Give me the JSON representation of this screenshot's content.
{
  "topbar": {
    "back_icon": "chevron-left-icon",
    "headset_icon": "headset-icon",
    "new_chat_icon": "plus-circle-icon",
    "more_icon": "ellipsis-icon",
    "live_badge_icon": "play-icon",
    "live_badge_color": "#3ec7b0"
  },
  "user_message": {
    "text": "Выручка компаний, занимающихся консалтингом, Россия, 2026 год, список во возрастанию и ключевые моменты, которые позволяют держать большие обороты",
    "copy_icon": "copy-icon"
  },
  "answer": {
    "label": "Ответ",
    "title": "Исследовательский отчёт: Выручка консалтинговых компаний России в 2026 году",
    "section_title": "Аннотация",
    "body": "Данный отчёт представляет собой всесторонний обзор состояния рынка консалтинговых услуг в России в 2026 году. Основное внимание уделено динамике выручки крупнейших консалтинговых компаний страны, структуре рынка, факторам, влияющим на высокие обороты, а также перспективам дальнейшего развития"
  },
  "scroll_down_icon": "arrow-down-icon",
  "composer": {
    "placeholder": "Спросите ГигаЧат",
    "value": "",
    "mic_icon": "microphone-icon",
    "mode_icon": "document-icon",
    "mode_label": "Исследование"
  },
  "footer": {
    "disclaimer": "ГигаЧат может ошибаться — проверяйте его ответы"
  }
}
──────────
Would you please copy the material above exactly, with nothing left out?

Give me the JSON representation of this screenshot's content.
{
  "topbar": {
    "back_icon": "chevron-left-icon",
    "headset_icon": "headset-icon",
    "new_chat_icon": "plus-circle-icon",
    "more_icon": "ellipsis-icon",
    "live_badge_icon": "play-icon",
    "live_badge_color": "#3ec7b0"
  },
  "user_message": {
    "text": "Выручка компаний, занимающихся консалтингом, Россия, 2026 год, список во возрастанию и ключевые моменты, которые позволяют держать большие обороты",
    "copy_icon": "copy-icon"
  },
  "answer": {
    "label": "Ответ",
    "title": "Исследовательский отчёт: Выручка консалтинговых компаний России в 2026 году",
    "section_title": "Аннотация",
    "body": "Данный отчёт представляет собой всесторонний обзор состояния рынка консалтинговых услуг в России в 2026 году. Основное внимание уделено динамике выручки крупнейших консалтинговых компаний страны, структуре рынка, факторам, влияющим на высокие обороты, а также перспективам дальнейшего развития"
  },
  "scroll_down_icon": "arrow-down-icon",
  "composer": {
    "placeholder": "Спросите ГигаЧат",
    "value": "",
    "mic_icon": "microphone-icon",
    "mode_icon": "document-icon",
    "mode_label": "Исследование"
  },
  "footer": {
    "disclaimer": "ГигаЧат может ошибаться — проверяйте его ответы"
  }
}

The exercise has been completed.